The Off-Broadway “How I Learned to Drive” won a Pulitzer Prize for drama in 1998 and 23 years later the show will reunite on Broadway in 2020 with David Morse and Mary-Louise Parker reprising their original roles. (NY Times)

Snapple is spending the summer paying tribute to “Boroughs & Burbs,” and the label designs are about as embarrassing as a drink designed by Bret Michaels. (Brooklyn Daily Eagle)

The warden at the Metropolitan Correctional Center in Manhattan has been temporarily reassigned after the suicide of Jeffrey Epstein and the two guards guarding him have been put on administrative leave pending the outcome of the investigation into his death. (NY Times)

The Metropolitan Correctional Center historically has had issues with overcrowding, understaffing, cleanliness, and medical care. This is the same facility that experienced a multi-day heat and electricity outage during the coldest days of last winter. (Gothamist)

The new transit fare OMNY system hit its millionth fare on August 8, four times faster than planned.
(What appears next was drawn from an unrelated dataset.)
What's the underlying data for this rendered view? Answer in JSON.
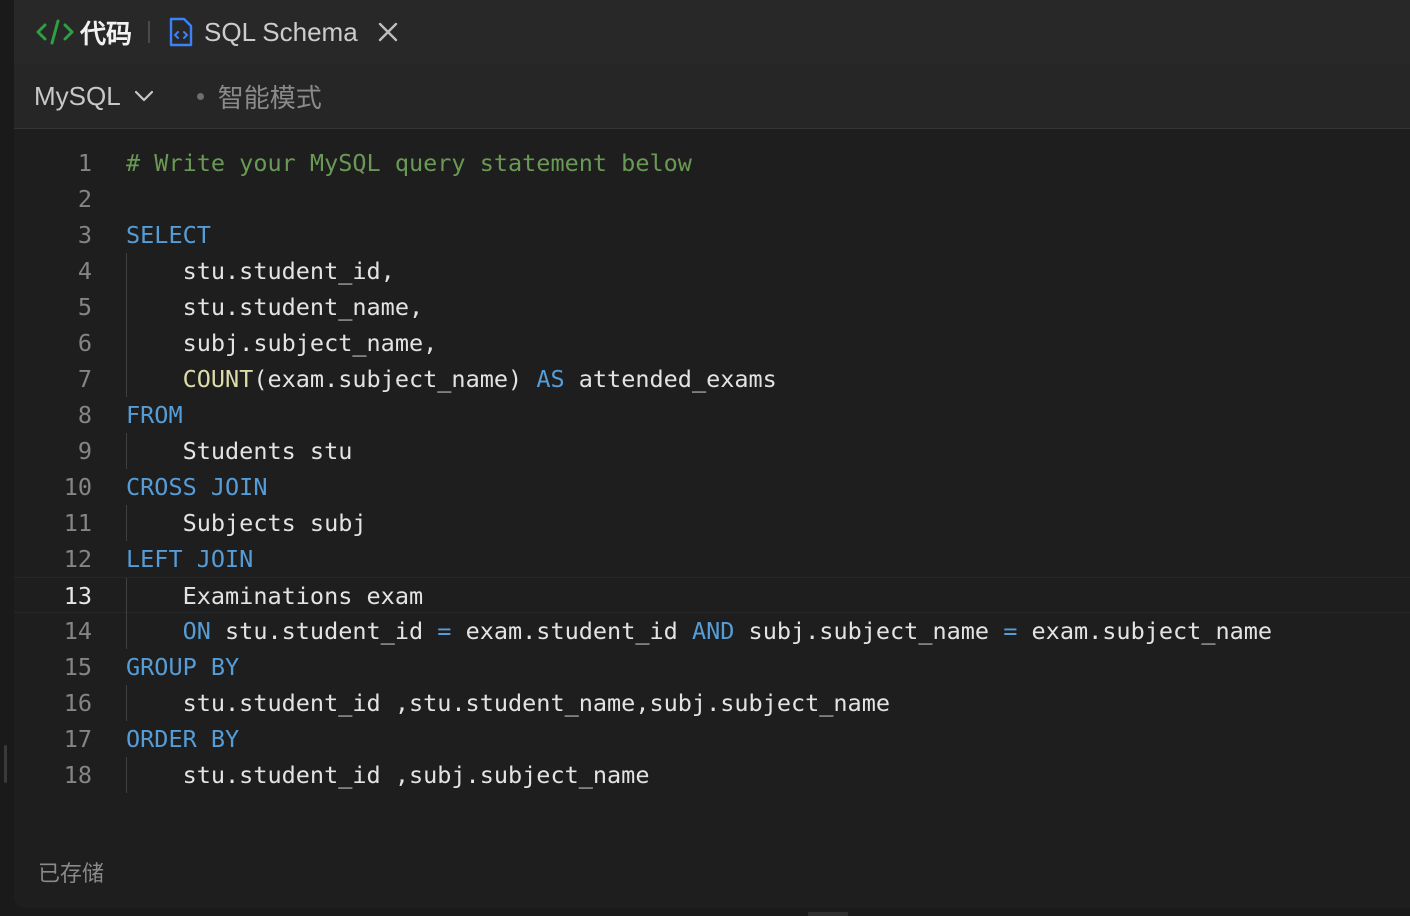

The MTA has no plans to roll out the system ahead of schedule and will be in all stations and buses by the end of 2020. (amNY)
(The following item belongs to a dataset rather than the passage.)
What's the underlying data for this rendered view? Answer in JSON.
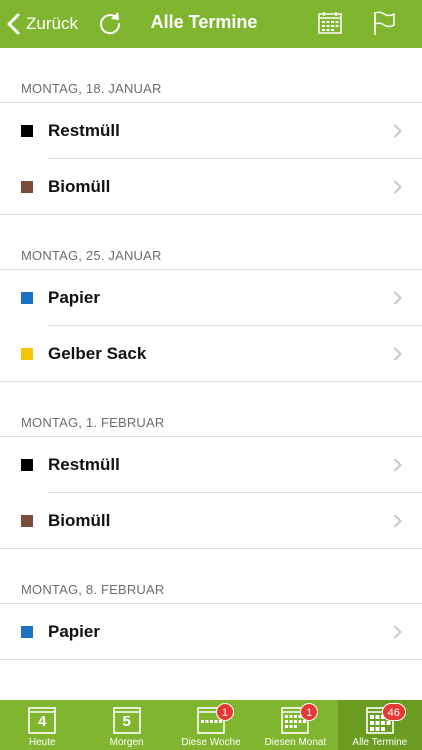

The 1, 2, and 3 trains are headed for some big outages over the next two weekends as the MTA is wrapping up a rehab project. Service will be shut down between Harlem and Downtown Brooklyn. (amNY)

Today is the first day of the special “look-back” period for sexual abuse lawsuits in the state and thousands of cases are expected to be filed. The suits are being triggered by the Child Victims Act, which increased the statute of limitation for child sexual abuse from age 23 to age 55 and included this one-year “look-back” period. (amNY)
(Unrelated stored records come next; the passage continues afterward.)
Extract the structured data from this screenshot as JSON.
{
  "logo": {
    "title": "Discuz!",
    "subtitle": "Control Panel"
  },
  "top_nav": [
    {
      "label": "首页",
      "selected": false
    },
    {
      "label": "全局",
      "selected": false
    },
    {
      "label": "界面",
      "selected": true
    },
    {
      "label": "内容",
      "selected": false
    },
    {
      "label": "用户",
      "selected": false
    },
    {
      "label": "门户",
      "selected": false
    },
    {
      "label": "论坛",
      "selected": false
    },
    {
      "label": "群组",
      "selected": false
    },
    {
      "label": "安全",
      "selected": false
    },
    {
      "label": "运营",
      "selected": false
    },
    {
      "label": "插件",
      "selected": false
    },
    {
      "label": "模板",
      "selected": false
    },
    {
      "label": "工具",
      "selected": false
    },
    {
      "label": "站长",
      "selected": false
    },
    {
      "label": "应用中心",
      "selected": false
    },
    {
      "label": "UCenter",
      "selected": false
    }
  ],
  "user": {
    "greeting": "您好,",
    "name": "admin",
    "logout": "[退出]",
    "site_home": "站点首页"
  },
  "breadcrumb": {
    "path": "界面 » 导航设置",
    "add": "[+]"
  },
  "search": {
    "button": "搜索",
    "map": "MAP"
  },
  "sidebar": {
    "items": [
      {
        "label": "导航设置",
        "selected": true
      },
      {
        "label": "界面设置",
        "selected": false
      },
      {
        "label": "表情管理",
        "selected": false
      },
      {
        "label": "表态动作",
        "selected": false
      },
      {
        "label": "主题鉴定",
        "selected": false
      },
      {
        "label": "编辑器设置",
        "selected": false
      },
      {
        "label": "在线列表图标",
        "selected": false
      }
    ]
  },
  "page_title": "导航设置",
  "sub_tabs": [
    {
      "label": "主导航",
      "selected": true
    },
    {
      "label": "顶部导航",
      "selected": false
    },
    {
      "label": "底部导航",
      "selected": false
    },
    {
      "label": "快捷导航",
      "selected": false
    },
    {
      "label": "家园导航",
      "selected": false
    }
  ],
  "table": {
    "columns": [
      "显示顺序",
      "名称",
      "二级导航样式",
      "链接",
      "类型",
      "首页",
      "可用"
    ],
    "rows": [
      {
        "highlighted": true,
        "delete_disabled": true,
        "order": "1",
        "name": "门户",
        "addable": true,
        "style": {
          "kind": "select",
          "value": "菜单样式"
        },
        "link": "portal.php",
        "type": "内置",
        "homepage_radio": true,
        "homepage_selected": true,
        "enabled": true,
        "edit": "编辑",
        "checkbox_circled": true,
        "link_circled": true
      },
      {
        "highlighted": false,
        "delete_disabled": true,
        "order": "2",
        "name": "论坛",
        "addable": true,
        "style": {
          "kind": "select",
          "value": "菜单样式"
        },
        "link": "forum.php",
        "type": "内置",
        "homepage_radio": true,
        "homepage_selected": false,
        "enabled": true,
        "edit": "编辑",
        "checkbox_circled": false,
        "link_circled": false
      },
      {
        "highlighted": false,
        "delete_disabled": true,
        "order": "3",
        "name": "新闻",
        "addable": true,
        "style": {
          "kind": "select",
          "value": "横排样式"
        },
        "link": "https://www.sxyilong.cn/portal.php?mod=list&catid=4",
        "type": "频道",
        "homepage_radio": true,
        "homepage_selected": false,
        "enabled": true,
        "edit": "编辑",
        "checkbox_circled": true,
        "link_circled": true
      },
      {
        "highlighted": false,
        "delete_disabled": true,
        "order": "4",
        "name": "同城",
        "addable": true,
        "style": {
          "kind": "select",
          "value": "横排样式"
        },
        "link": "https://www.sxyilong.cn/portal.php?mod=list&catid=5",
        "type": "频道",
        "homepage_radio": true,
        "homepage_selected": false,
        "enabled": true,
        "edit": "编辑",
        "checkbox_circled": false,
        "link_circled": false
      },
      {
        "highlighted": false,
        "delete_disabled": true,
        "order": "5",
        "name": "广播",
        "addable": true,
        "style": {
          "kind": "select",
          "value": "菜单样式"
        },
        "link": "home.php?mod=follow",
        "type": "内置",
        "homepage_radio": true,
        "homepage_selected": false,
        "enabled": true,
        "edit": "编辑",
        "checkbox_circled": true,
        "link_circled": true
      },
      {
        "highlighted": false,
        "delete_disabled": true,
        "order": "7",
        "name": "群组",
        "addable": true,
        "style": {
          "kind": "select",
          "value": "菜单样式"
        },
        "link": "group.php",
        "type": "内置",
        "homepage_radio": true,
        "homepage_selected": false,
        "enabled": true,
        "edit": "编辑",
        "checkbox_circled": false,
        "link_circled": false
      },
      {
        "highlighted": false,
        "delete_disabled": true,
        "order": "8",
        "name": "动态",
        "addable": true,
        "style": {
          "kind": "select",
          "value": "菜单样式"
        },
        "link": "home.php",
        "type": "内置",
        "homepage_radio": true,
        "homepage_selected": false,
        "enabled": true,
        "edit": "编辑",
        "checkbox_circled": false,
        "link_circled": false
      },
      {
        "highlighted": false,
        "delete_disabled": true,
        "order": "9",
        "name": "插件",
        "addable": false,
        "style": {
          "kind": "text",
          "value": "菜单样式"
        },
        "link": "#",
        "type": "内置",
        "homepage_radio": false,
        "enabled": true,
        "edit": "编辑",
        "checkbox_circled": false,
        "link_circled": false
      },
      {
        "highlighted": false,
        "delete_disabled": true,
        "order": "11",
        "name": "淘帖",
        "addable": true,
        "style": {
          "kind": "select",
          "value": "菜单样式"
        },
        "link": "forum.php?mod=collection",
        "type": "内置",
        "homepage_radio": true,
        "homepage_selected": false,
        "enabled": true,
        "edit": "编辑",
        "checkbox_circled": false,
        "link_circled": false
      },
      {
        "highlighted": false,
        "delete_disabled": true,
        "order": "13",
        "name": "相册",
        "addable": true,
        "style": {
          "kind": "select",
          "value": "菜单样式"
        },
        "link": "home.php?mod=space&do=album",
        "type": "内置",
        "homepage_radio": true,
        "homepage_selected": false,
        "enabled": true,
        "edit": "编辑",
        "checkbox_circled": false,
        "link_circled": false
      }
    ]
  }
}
This weekend Apartment 5A: A Tribute to the Show About Nothing takes over Parasol Projects on the Bowery. It’s an exhibition dedicated to all things Seinfeld in celebration of the show’s 30th anniversary. (Gothamist)

Meet Jamaal Bowman, Cornerstone Academy for Social Action’s principal, who is challenging Congressperson Eliot Engel for the 16th Congressional District seat in the House of Representatives. Bowman has the backing of Justice Democrats, the group who pushed Alexandria Ocasio-Cortez into office. (Gothamist)

The city and state are once again planning to take the federal government to court. This time it’s over the final “public charge” rule, which would require immigrants seeking green cards or visas to show they are not likely to rely on certain government programs like food stamps. Without challenge, the rule would go into effect in October. (Patch)

There is only one legal hostel in New York City thanks to the city’s building codes. Council members Mark Gjonaj and Margaret Chin are looking to change that with a new bill that will give hostels their own classification and a regulatory agency to look over them. (Gothamist)

Video: What’s the best pastrami sandwich in the city? (Viewing NYC)

Five finalists in the Big Ideas for Small Lots architecture competition are being displayed at the Center for Architecture. The competition highlights the challenges facing a number of the city’s 10,000 small and/or oddly-shaped lots and faces those challenges with unconventional developments. (Curbed)

A look back at the efforts of Jackie O and preservationists to save Grand Central Terminal from the same fate as the original Penn Station. (6sqft)

Opening arguments were heard on Tuesday in a lawsuit meant to prevent the rezoning of Inwood. The lawsuit accuses the city of failing to look at the environmental impact of the rezoning, particularly among racial lines. The rezoning was approved after three years of community protest that the rezoning continues Mayor de Blasio’s selling out the city to developers. (Gothamist)

A 3.2-acre farm is opening in Brooklyn on the rooftop of the Liberty View Industrial Plaza mall in Sunset Par and operated by Brooklyn Grange. Once the space officially opens, it will be open to the public on Sundays through October. (The Brooklyn Home Reporter)

The opening of a sanitation garage may not seem like a big deal, but it is when a neighborhood’s been waiting for it since 1985. Having a local garage means trash pickup times can change from evenings to mornings, which means a change in how the neighborhood looks and smells. (Kings County Politics)

The classic steakhouses of New York City. (Eater)